“I was quite isolated growing up but now I’m a bit of a music geek,” she says. “I love discovering things and finding out what stemmed from where, what went on in this era, how that had an effect and how people reacted in that time.”
In Nefyn there wasn’t even a record shop. And although she helped her father at work – he ran the local social club – music just wasn’t a huge part of her life, despite the fact her voice sounds so full of soul history. Duffy herself is both flattered and anxious in equal measure about the complimentary comparisons.
“I love the Dusty Springfield sound and to be compared with her is something to be proud of,” she says, “but I want to be known as Duffy, not the new anyone. I think I have worked hard for what I have achieved and want to be known for my talents, not anyone else’s.”
And there have, of course, been other comparisons – Duffy has perhaps inevitably been likened to that other popular young soul singer of recent years, the increasingly troubled Amy Winehouse. Tellingly, Duffy has dropped her first name Aimee in what appears to be an attempt to shy away from being likened to such a controversial artist. While they might be singing in the same genre, they’re clearly not humming along to quite the same tune.
Winehouse’s troubles are as much etched into her music as they are her body with her endless tattoos but while Duffy does indeed sing of heartbreak, there’s a discernibly more optimistic tone to her tunes.
And where Winehouse has become synonymous with living a dangerously hedonistic lifestyle, teetering constantly on the verge of another drug-related breakdown, Duffy appears to have a healthier approach to life as a star.
She has had her fair share of late nights, she admits, but that’s not down to endless partying or living the high life, as the likes of Winehouse so publicly do – it’s simply hard graft that has been keeping Duffy up.
“Recently I had a really tough week working, cancelled a planned night out and got everyone round to my flat. Within minutes I had fallen asleep on the couch and my sister said to everyone as I started to drool, ‘There she is, the face of 2008!’ It was the first time I realised things might be about to change for me,” she says.
And so far she has lived up to the expectations of industry insiders. Her first TV appearance of the year was on the New Year’s Eve edition of Jools Holland’s Hootenanny (she had appeared on Later With Jools Holland last year), alongside such established singers as Kylie Minogue, Lulu and Madness.
A modest Duffy – dressed in a classic floor-length gown – blushed to high heaven when music industry veteran Jools sang her praises.
Praise from Jools Holland must seem a million miles away from those early days of struggling to make ends meet while waiting to hit the big time.
“I worked in a fish shop for one day,” she recalls. “I could only stomach it for that long. I didn’t know kilograms and I'm not mathematical. I took money from a customer and it went through my fingers and into a pot full of dead squid. I just took the coin out and the fish was contaminated by the dirty money but I didn’t say.
“It’s not really rock ’n’ roll.
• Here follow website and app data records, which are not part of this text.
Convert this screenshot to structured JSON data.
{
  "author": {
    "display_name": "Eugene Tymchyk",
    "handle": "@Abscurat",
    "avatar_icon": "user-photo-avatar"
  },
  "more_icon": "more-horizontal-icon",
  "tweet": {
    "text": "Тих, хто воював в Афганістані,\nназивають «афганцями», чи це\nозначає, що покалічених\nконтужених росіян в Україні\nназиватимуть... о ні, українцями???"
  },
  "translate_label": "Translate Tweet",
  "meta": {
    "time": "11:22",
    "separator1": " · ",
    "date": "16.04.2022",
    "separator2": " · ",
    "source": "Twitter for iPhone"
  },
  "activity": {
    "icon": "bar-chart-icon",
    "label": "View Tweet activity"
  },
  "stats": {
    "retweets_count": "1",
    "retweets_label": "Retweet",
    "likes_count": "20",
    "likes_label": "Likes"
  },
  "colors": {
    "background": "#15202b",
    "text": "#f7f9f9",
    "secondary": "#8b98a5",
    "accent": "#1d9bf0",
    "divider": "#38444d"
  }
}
When I was a waitress I spilled soup on this man. He wanted money off his bill and his dry-cleaning paid for. It was chaotic so I never went back. I hope I never have to.”
And by Monday, when her album is released, it looks like that hope will be confirmed.